New Voices profiles a Satmar hasid, "Sam," who left Williamsburg at age 19 and, after much hard work and a lot of help from Footsteps, is now a college student in the New York City area. Here's a bit about cheder and yeshiva education in Satmar:
…Corporal punishment at school was expected and tolerated by the community. Students were commonly hit with belts for violations as minute as losing one's place in the text while it was being read aloud. Sam recalls brutal treatment from his teachers, whom he grew to fear and despise. He still bears the scar from a pen jabbed into his hand as punishment for being late to class when he was four years old.
Sam says that he is no longer bitter or angry toward anyone in his old community. He tells me a story of a family member who was abused by the teachers and resents them greatly for it, yet sends his children to the same school, dooming them to the same experience. Sam says that by leaving, he is challenging this cycle of abuse. He doesn't hate the teachers who tormented him and who he feels pushed him to abandon his way of life and his religion. “They were hit, too” Sam says. “They don’t know anything else.”…
How did "Sam" find Footsteps? He read about it in Hella Winston's book Unchosen. How did he read that book when he was never taught in school to read or write in the English language? Sam taught himself English by buying secular newspapers and secretly reading them on the roof of his apartment building. At first, it took him a week to read one paragraph.

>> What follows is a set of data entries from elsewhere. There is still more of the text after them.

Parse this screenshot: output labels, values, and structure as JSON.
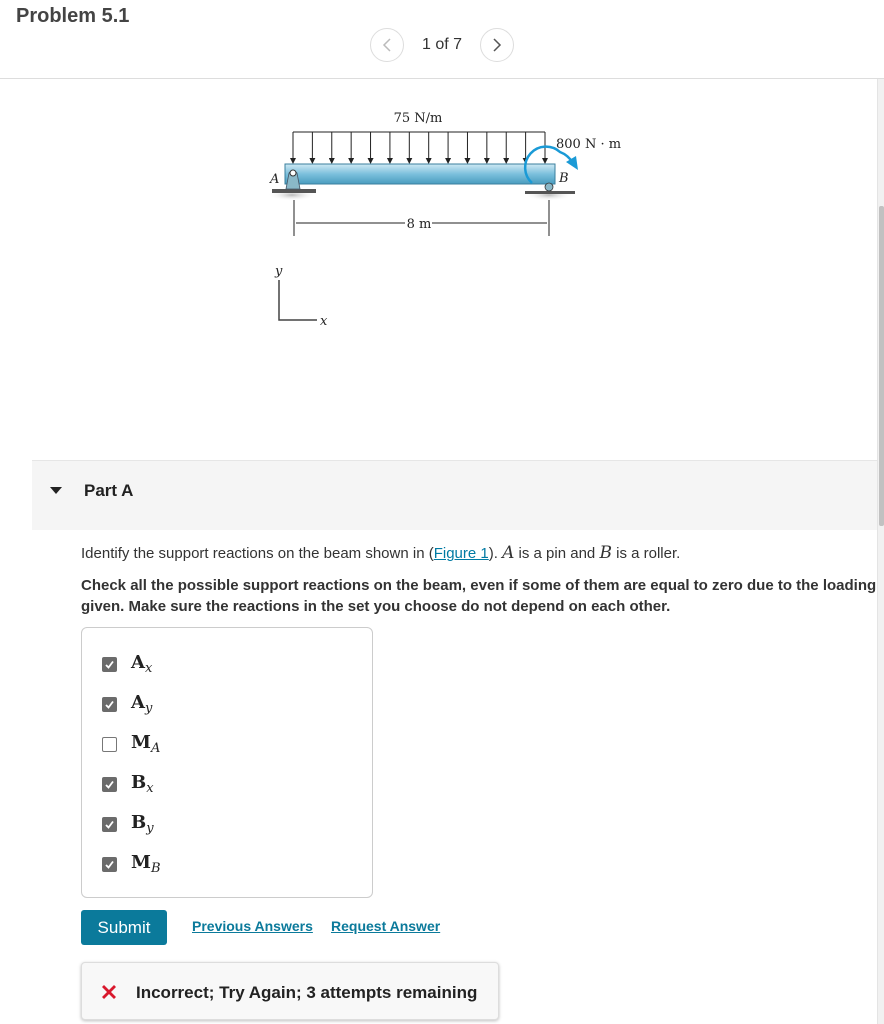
{
  "header": {
    "problem_title": "Problem 5.1",
    "pager": {
      "current": 1,
      "total": 7,
      "text": "1 of 7",
      "prev_icon": "chevron-left-icon",
      "next_icon": "chevron-right-icon"
    }
  },
  "figure": {
    "distributed_load_label": "75 N/m",
    "moment_label": "800 N · m",
    "span_label": "8 m",
    "point_a_label": "A",
    "point_b_label": "B",
    "axis_x_label": "x",
    "axis_y_label": "y",
    "beam_color": "#6fb8d6",
    "moment_color": "#1a9ad6"
  },
  "part": {
    "label": "Part A",
    "expanded": true,
    "instruction_pre": "Identify the support reactions on the beam shown in (",
    "figure_link": "Figure 1",
    "instruction_post1": "). ",
    "var_a": "A",
    "instruction_mid": " is a pin and ",
    "var_b": "B",
    "instruction_post2": " is a roller.",
    "instruction_bold": "Check all the possible support reactions on the beam, even if some of them are equal to zero due to the loading given. Make sure the reactions in the set you choose do not depend on each other.",
    "choices": [
      {
        "main": "A",
        "sub": "x",
        "checked": true
      },
      {
        "main": "A",
        "sub": "y",
        "checked": true
      },
      {
        "main": "M",
        "sub": "A",
        "checked": false
      },
      {
        "main": "B",
        "sub": "x",
        "checked": true
      },
      {
        "main": "B",
        "sub": "y",
        "checked": true
      },
      {
        "main": "M",
        "sub": "B",
        "checked": true
      }
    ],
    "submit_label": "Submit",
    "previous_answers_label": "Previous Answers",
    "request_answer_label": "Request Answer",
    "feedback": {
      "icon": "x-mark-icon",
      "text": "Incorrect; Try Again; 3 attempts remaining",
      "icon_color": "#d9182d"
    }
  }
}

Schools like "Sam" attended should not be (and probably are not) legal in New York State. But, because of the political influence of Satmar, gained for the most part through block voting, Satmar is left alone to produce thousands of high school graduates that cannot read English on a third grade level and who cannot write an English language sentence. These students are illiterate in science, math, algebra, geometry, physics, civics, history, and literature. Because of this, they are trapped in Satmar's self-imposed ghetto. Only a very courageous few like "Sam" find a way to get out. We should help them.